You’ve got the land; then you have to build. There are skilled contractors on the island, but be sure to ask your expat neighbors for recommendations. You’ll pay $45 a square foot for a simple “island-style” home (think wood construction, small rooms, and simple kitchen) to $90 a square foot for North American-standard finishes like custom kitchen cabinets and a concrete block construction.
Bargain Caribbean Homes and Condos
There are also plenty of ready-to-move-in homes—built to North American standards. On the water, you can buy for under $200,000, although most are in the high $200,000s and up.
If you’d rather have a view, plenty of hillside or hilltop homes are also available. You’ll be surrounded by jungle, with a panoramic view of the Caribbean below and the reef that surrounds the island. A two-bedroom home near French Harbour, set on 1.25 acres filled with fruit trees (to make your own juices and smoothies), with a view of the sea from the large deck, is available for $199,950. See: JorgechavezonRoatan.com.
On the West End—you can walk to shops, restaurants, and beach bars but are far enough away that noise doesn’t become an issue—is a two-bedroom home in a resort community.

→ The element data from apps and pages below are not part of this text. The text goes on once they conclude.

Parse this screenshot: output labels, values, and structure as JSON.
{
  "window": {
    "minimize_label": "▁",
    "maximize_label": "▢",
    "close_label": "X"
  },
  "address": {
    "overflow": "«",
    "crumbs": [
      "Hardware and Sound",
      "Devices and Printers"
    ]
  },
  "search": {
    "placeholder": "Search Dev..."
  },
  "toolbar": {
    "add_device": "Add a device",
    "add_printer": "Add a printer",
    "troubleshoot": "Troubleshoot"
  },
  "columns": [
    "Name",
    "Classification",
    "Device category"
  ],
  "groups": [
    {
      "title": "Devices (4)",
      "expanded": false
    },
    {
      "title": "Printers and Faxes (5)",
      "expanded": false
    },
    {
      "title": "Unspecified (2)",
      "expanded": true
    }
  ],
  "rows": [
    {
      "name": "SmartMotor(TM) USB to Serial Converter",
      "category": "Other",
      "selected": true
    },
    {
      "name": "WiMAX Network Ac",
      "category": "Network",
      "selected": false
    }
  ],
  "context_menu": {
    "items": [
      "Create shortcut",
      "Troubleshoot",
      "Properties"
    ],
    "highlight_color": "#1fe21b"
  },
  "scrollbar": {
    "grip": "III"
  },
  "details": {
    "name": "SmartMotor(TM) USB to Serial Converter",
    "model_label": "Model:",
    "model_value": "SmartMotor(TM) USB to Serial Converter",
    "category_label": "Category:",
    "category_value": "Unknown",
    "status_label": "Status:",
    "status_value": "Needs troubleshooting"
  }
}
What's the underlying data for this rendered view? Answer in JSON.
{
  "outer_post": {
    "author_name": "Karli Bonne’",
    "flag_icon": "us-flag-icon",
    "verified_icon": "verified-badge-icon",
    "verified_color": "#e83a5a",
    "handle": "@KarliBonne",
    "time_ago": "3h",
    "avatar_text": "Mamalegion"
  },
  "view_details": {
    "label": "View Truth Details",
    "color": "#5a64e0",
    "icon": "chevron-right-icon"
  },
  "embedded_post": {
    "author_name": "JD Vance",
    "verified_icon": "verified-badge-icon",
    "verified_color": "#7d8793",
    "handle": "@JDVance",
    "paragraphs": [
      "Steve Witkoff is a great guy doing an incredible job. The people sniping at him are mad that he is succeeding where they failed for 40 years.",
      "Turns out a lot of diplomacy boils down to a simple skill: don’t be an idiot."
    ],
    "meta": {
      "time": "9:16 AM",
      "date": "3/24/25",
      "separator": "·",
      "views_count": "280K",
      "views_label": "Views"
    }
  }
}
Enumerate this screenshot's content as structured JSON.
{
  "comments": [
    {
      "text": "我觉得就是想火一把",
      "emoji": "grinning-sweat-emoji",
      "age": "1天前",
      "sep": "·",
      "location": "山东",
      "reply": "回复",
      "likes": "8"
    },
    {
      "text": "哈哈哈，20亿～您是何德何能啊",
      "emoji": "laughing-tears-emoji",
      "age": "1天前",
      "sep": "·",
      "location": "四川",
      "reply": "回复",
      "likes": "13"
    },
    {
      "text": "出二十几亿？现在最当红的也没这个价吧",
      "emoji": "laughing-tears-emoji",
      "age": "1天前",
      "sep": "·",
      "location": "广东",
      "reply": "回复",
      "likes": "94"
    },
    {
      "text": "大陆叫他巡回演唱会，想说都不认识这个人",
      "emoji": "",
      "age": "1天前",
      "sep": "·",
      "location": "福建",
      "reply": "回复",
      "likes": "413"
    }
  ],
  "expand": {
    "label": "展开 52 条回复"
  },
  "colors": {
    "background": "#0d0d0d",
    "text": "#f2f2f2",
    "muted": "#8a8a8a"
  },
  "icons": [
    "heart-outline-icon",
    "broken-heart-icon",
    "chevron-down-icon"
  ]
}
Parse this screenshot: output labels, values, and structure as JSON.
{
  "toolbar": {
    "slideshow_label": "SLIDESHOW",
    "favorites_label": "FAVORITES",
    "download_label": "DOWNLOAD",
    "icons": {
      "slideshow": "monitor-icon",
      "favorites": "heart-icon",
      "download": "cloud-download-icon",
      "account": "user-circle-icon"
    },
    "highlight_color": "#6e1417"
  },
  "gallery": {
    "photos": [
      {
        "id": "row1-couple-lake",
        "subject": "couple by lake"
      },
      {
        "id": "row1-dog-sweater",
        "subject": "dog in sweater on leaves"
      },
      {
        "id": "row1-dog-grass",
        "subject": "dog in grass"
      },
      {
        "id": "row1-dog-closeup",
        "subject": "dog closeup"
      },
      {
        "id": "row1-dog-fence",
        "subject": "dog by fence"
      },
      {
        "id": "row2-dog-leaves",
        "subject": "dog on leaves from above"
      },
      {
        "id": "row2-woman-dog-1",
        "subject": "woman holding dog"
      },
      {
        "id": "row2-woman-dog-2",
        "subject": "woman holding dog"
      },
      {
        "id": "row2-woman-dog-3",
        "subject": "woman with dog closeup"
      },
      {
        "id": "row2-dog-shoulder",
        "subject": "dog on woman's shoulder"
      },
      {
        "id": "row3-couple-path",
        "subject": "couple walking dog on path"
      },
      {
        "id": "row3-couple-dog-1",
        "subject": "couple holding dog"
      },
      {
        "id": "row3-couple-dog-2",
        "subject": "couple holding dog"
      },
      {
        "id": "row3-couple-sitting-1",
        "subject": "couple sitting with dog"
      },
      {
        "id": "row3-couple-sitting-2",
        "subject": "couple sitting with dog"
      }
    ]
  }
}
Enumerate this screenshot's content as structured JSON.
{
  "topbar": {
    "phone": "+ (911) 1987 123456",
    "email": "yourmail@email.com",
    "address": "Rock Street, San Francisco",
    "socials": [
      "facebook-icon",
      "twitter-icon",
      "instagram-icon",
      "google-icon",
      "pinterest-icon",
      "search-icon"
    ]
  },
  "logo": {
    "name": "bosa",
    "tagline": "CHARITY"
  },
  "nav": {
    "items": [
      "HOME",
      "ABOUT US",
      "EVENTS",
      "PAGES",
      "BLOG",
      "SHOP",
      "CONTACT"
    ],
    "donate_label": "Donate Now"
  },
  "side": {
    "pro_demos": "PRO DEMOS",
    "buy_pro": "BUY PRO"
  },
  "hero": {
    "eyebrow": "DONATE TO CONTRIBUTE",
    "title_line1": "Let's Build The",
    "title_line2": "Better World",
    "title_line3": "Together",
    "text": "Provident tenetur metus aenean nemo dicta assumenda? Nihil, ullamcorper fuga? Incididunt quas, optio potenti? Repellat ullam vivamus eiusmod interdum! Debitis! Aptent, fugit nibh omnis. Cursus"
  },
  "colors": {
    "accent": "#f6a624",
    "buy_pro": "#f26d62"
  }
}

It lists for $259,900. With daily rates hovering around $125, homes like this on the island’s western side usually prove to be the most lucrative vacation rentals. If you were to offer your place up for four months a year, it would leave you with a gross rental yield of 5.7%. See: Roatan-realestate.com.
If you’d rather let someone else be responsible for outside maintenance and landscaping—and enjoy community amenities like a pool or restaurant—consider a condo. They’re available for under $170,000 for a one-bedroom unit on the beach. (Compare that to a typical unit on Grand Cayman for $262,000, and that’s not even waterfront.)
Right on West Bay beach, in a resort called Mayan Princess, is a one-bedroom condo that comes fully furnished. It’s available for $169,000. You have access to the pool and on-site restaurant. All that this area offers in the way of restaurants, cafés, and busy beach bars is a short stroll down the sand. And if you’re in the rental pool, which means you give up nine months out of the year to vacation renters, you can get free breakfast while you’re there, free airport pickup, a share of the total rental income, and an annual dividend—last year it was $2,000. See: Roatan-realestate.com.
Over in the heart of West End—a walkable area with restaurants, shops, and beach bars—is a two-bedroom condo for $179,000. It is the perfect property if you want plenty to do right out your front door. And your tenants would like it, too. If you tried a long-term arrangement for $800 a month, your gross rental yield would be 5.4%. See: Roatan-realestate.com.
With prices like these, Roatán is the place to buy if you want to realize your dream of a low-cost Caribbean retirement.